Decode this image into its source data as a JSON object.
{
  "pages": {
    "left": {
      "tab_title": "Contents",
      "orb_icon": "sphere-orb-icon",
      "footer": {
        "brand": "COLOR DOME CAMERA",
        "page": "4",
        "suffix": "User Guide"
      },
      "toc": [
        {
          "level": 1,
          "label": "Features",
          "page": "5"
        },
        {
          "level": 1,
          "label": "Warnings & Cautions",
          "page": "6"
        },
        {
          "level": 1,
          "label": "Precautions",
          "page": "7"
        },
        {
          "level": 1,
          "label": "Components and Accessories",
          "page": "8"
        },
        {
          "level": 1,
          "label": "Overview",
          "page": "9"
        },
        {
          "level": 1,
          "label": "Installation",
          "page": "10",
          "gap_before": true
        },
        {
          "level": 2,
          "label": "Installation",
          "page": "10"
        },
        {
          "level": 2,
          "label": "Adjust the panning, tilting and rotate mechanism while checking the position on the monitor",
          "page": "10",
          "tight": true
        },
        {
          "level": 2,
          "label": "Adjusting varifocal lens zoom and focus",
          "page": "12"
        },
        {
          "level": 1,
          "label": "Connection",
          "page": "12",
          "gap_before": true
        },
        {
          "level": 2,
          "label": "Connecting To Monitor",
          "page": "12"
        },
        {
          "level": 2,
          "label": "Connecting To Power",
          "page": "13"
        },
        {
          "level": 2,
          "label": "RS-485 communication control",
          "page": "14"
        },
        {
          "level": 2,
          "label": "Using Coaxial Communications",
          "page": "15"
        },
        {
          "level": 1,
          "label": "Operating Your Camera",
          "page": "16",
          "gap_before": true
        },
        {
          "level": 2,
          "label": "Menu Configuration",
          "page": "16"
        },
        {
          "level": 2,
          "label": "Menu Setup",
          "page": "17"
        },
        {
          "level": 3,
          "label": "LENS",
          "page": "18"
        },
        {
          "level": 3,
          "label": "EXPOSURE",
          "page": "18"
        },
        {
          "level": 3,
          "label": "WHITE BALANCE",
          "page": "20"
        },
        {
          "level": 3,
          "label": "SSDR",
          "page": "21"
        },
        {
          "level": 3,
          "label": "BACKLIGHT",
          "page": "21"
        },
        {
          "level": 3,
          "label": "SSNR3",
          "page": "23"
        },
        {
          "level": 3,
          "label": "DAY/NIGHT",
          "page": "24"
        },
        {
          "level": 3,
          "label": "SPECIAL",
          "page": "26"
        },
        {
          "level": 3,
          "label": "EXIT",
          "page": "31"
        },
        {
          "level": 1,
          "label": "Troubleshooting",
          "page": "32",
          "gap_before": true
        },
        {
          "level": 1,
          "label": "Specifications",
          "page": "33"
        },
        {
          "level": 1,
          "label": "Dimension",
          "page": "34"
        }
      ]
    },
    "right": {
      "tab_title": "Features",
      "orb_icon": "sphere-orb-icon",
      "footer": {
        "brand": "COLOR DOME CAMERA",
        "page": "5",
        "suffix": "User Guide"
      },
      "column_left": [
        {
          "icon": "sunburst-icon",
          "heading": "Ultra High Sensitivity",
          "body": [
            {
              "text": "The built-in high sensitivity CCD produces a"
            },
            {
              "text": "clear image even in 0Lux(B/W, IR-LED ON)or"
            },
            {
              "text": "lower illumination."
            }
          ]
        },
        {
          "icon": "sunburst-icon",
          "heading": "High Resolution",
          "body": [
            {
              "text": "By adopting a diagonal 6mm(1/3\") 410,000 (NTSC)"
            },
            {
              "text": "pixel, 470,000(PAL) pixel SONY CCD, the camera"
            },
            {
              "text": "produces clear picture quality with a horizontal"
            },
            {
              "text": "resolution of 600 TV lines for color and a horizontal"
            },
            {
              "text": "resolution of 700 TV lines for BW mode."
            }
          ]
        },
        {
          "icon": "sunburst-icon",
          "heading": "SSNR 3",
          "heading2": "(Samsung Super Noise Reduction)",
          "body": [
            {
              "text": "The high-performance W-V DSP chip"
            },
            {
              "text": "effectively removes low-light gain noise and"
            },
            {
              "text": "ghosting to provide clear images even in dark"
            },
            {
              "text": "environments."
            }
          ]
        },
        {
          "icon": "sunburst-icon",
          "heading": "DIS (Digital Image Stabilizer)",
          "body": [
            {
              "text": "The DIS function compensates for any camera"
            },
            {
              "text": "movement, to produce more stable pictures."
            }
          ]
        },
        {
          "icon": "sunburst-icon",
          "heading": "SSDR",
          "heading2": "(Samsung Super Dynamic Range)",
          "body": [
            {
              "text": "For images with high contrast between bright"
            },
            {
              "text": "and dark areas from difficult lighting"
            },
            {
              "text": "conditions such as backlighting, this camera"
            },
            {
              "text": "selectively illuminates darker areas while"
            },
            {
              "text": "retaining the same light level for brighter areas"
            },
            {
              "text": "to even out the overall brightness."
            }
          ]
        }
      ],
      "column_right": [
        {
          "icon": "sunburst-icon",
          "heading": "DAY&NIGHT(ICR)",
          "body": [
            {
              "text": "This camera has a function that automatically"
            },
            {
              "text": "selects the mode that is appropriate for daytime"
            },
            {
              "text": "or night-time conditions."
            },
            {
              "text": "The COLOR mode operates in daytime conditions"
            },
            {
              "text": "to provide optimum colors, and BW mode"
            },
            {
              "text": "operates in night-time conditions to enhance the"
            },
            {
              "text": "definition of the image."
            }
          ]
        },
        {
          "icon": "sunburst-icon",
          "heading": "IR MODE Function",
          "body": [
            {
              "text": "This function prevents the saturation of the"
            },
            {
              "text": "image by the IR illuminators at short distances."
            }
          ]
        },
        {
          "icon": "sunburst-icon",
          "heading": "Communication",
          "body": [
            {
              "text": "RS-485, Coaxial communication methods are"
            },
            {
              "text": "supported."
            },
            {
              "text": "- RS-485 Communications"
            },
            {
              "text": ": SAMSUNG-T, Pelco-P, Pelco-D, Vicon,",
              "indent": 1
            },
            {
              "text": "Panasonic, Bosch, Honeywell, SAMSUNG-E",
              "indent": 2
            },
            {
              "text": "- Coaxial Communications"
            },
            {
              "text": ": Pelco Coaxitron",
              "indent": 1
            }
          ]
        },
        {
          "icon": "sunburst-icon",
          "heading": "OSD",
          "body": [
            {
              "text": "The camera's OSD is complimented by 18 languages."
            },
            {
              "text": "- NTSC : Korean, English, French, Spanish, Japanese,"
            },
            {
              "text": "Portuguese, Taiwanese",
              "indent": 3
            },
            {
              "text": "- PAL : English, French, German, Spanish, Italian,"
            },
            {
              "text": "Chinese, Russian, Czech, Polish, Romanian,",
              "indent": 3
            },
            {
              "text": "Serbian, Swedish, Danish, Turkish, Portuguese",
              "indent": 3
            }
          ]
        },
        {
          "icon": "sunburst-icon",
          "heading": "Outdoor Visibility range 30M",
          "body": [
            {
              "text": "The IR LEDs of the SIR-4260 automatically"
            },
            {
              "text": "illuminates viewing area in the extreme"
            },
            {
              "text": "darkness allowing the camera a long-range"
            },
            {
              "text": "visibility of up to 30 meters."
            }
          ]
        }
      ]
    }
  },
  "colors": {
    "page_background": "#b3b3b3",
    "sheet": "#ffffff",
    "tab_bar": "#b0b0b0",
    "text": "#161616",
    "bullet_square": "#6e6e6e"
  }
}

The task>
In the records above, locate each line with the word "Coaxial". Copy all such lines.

Response to this exercise>
          "label": "Using Coaxial Communications",
              "text": "RS-485, Coaxial communication methods are"
              "text": "- Coaxial Communications"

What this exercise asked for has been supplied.